The dangerous aftermath of violence on television

Sung Kang, Contributing Writer

As viewers in the twenty-first century, we are bombarded with violent videos and imagery every time we switch on the television. It is almost impossible to escape the images of explosions, war, and death that are so prevalent in today’s films and television shows.

Even looking at the daily news can make us believe that we are living in a terrifying time. Tragedies in Syria, Iran, Pakistan, Israel, Afghanistan, Somalia, and all over the world flood television screens, Facebook feeds, and daily newspapers. This never-ending flow of depressing news can be overwhelming, especially for young audiences.

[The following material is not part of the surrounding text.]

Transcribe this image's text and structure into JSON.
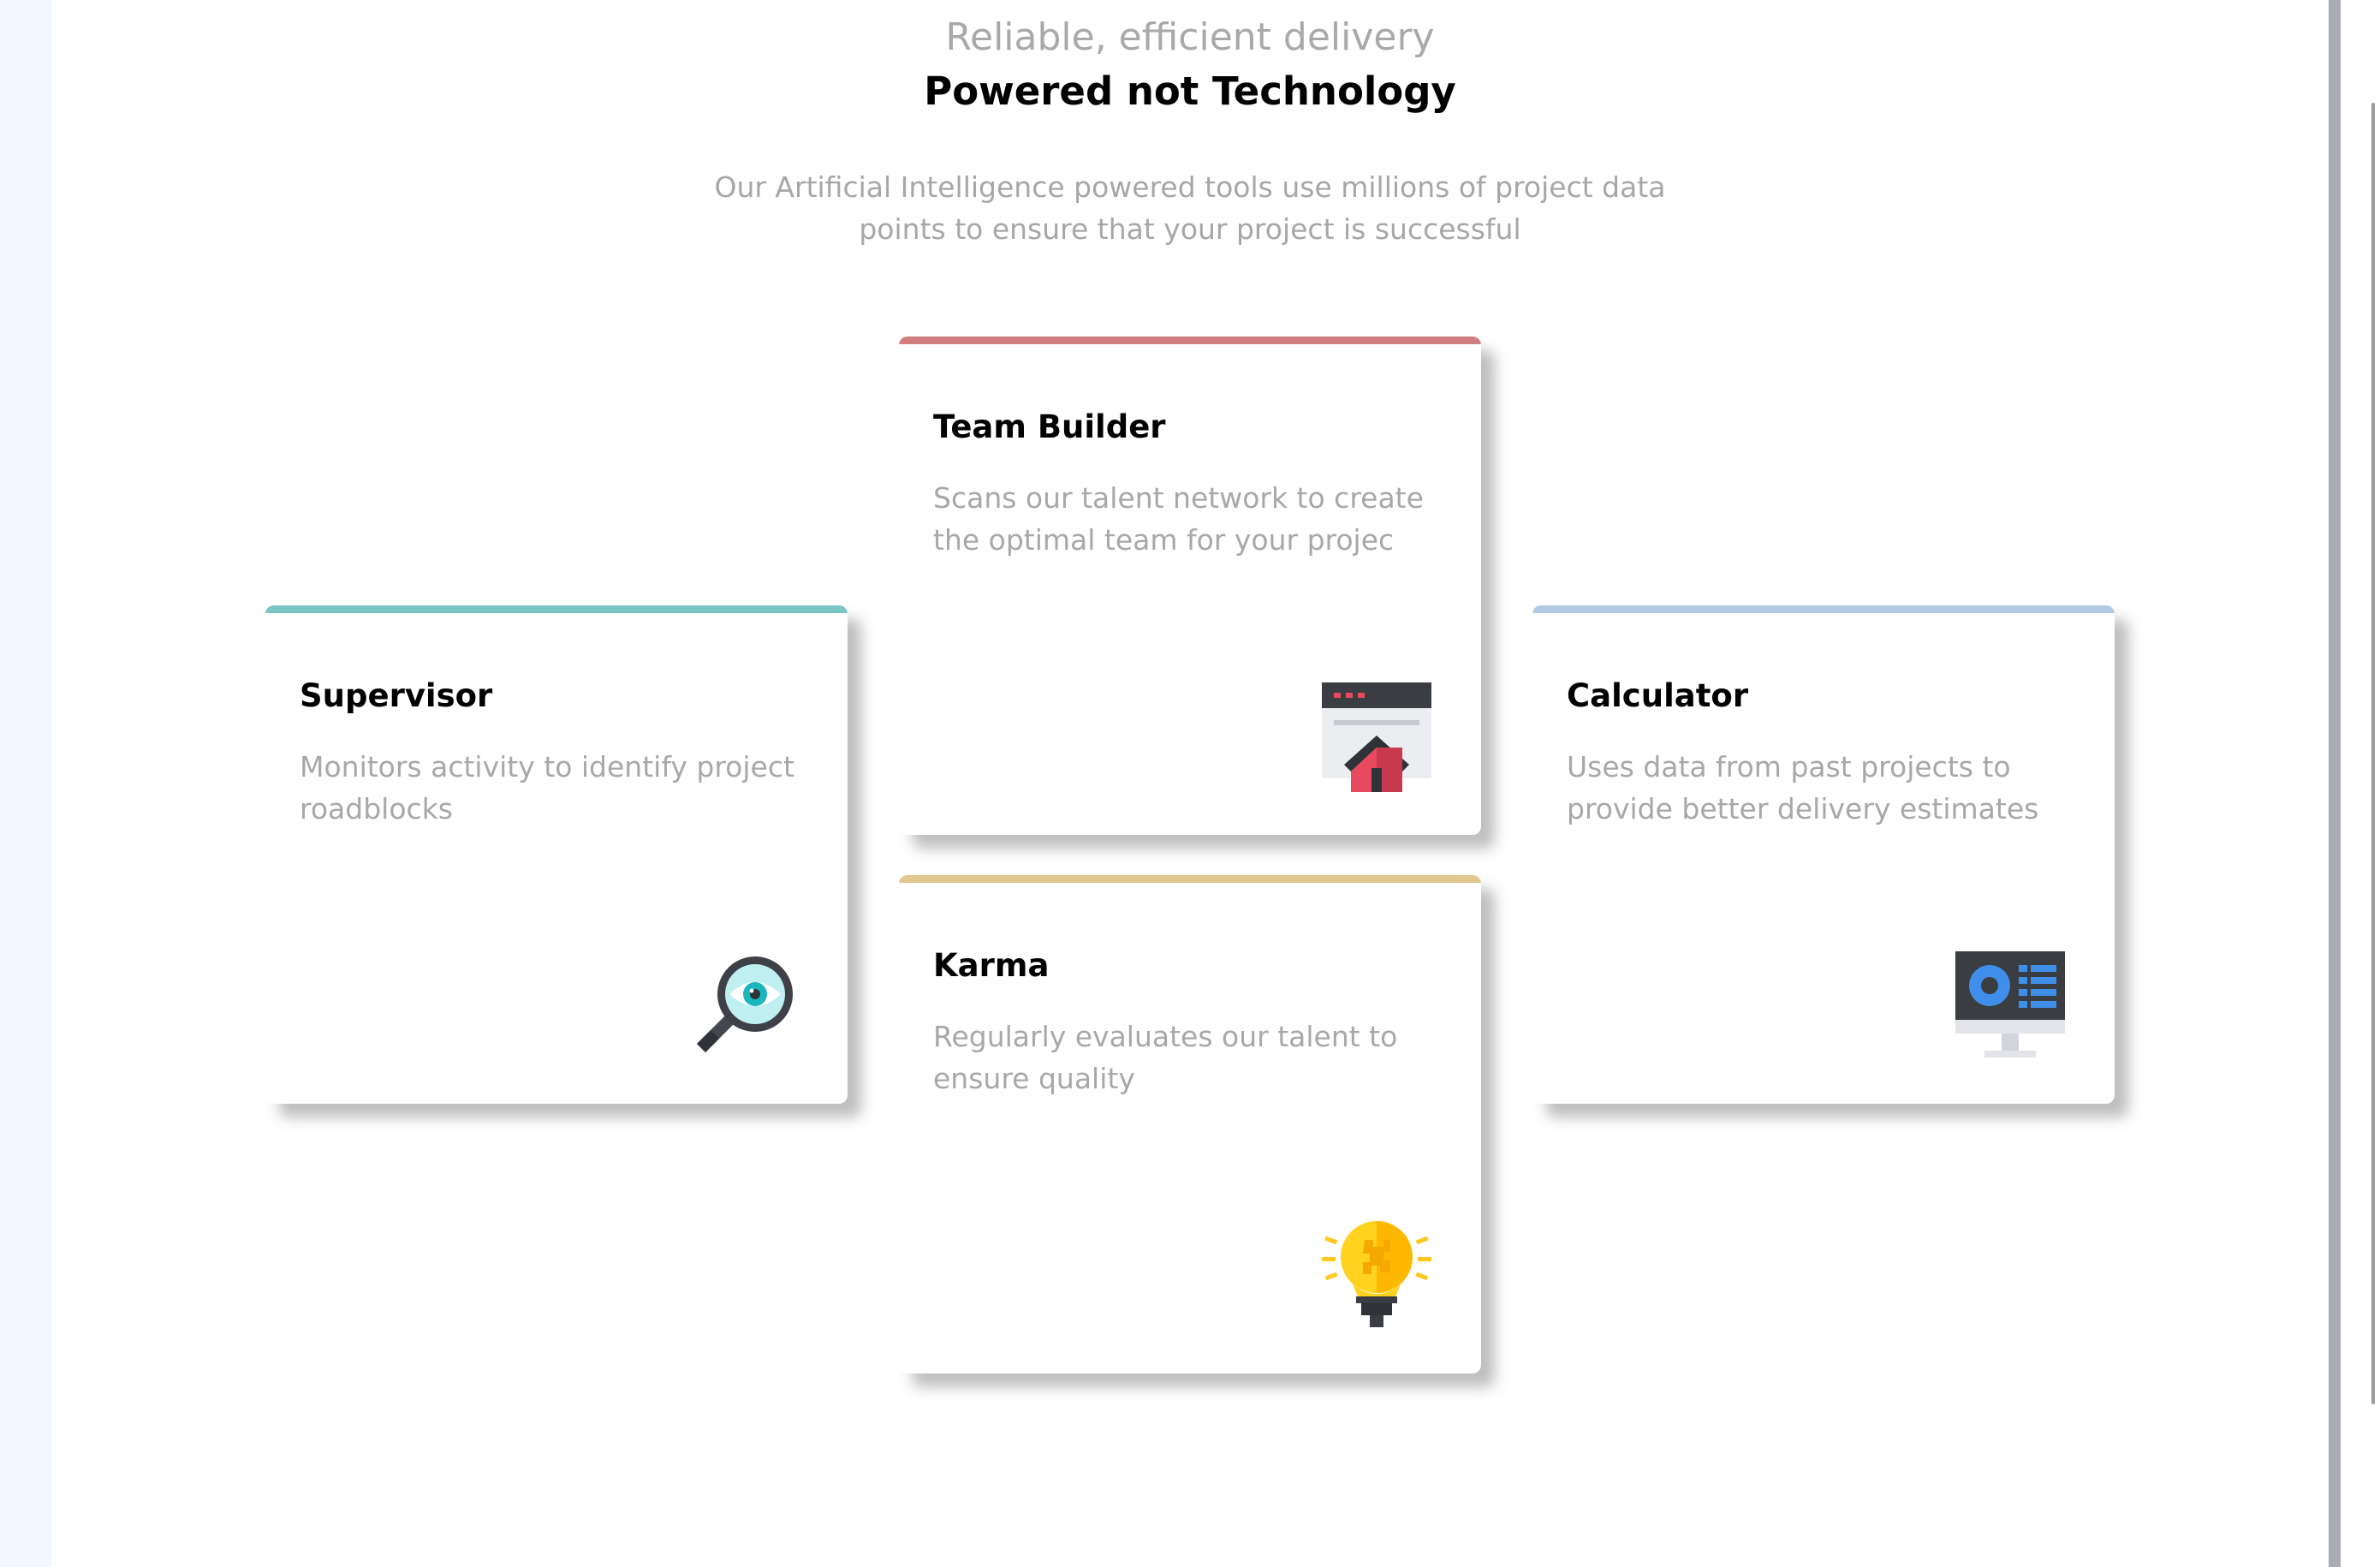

“Of course, it’s important for news agencies to accurately and effectively show us what’s going on around the world. However, when the news is constantly filled with violent events, images, and videos, and with the amount of time that children spend watching television on the rise, it can make children more accustomed to violent actions than we may like,” said senior Robert Rosso.

Popular T.V. shows such as Dexter and The Walking Dead feature much more violence than those of previous years. Similarly, a number of people criticize satirical shows like Family Guy and The Simpsons for their blunt mockery of politics and society.

“Even though the shows that tend to be more filled with violence are intended for adults, that doesn’t mean children can’t or won’t see them,” said junior Jennifer Short. “If we continue to introduce violence to younger generations, even inadvertently, we are ourselves granting a dangerous approval of violence.”

The subject of TV violence and its effect on children has become increasingly concerning, as many people claim that too much exposure to graphic imagery can cause children to become more hostile or anxious.

“Violence can influence young kid to act violently towards their friends. It really is an epidemic in our society,” said senior Emily Epstein.

Research from The Nielsen Company shows that on average, children ages 2-5 spend 32 hours a week in front of a TV watching television and kids ages 6-11 spend about 28 hours a week in front of the TV. Children who watch many hours a week of violent TV may become inured to violence and begin to see the world as a scary and unsafe place.

“Violence on television is more apparent and more graphic than it ever has been. It has become very desensitizing to the point where parents, understandably, don’t want their kids watching TV,” said senior Stefan Appel.

The Senate Committee on the Judiciary claims that an average American child will see 200,000 violent acts and 16,000 murders on TV by age 18. The American Academy of Pediatrics said, “Extensive research evidence indicates that media violence can contribute to aggressive behavior, desensitization to violence, nightmares, and fear of being harmed.” They also added that “watching violent shows is also linked with having less empathy toward others.”

Essentially, the problem of TV violence is a problem that modern society has created, and, unfortunately, continues to create. As younger generations become more accustomed to violence in general, the less they will see it as a problem in our country and across the globe. Of course, violence in film production and on the news is important, but it is also important that it not be senseless and unrestricted in magnitude. This is a problem that our society can monitor and perhaps fix in the years to come.